== What the exercise asks ==
All of the data below must be reproduced word for word, but without its images.

Component data from apps and pages
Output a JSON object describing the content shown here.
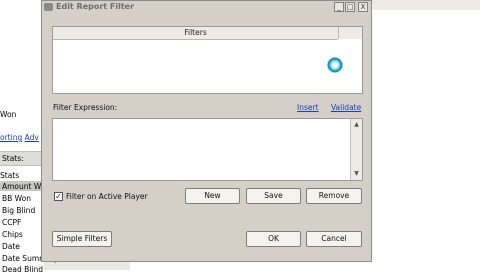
{
  "window": {
    "title": "Edit Report Filter",
    "controls": [
      "_",
      "□",
      "X"
    ]
  },
  "filters_panel": {
    "header": "Filters"
  },
  "expression": {
    "label": "Filter Expression:",
    "insert_link": "Insert",
    "validate_link": "Validate",
    "value": ""
  },
  "active_player": {
    "label": "Filter on Active Player",
    "checked": true,
    "mark": "✓"
  },
  "buttons": {
    "new": "New",
    "save": "Save",
    "remove": "Remove",
    "simple_filters": "Simple Filters",
    "ok": "OK",
    "cancel": "Cancel"
  },
  "scroll_arrows": {
    "up": "▲",
    "down": "▼"
  },
  "background_app": {
    "top_item": "Won",
    "link_a": "orting",
    "link_b": "Adv",
    "stats_header": "Stats:",
    "list_header": "Stats",
    "selected_item": "Amount W",
    "items": [
      "BB Won",
      "Big Blind",
      "CCPF",
      "Chips",
      "Date",
      "Date Summary",
      "Dead Blind"
    ]
  }
}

== Solution for this problem ==
Output a JSON object describing the content shown here.
{
  "window": {
    "title": "Edit Report Filter",
    "controls": [
      "_",
      "□",
      "X"
    ]
  },
  "filters_panel": {
    "header": "Filters"
  },
  "expression": {
    "label": "Filter Expression:",
    "insert_link": "Insert",
    "validate_link": "Validate",
    "value": ""
  },
  "active_player": {
    "label": "Filter on Active Player",
    "checked": true,
    "mark": "✓"
  },
  "buttons": {
    "new": "New",
    "save": "Save",
    "remove": "Remove",
    "simple_filters": "Simple Filters",
    "ok": "OK",
    "cancel": "Cancel"
  },
  "scroll_arrows": {
    "up": "▲",
    "down": "▼"
  },
  "background_app": {
    "top_item": "Won",
    "link_a": "orting",
    "link_b": "Adv",
    "stats_header": "Stats:",
    "list_header": "Stats",
    "selected_item": "Amount W",
    "items": [
      "BB Won",
      "Big Blind",
      "CCPF",
      "Chips",
      "Date",
      "Date Summary",
      "Dead Blind"
    ]
  }
}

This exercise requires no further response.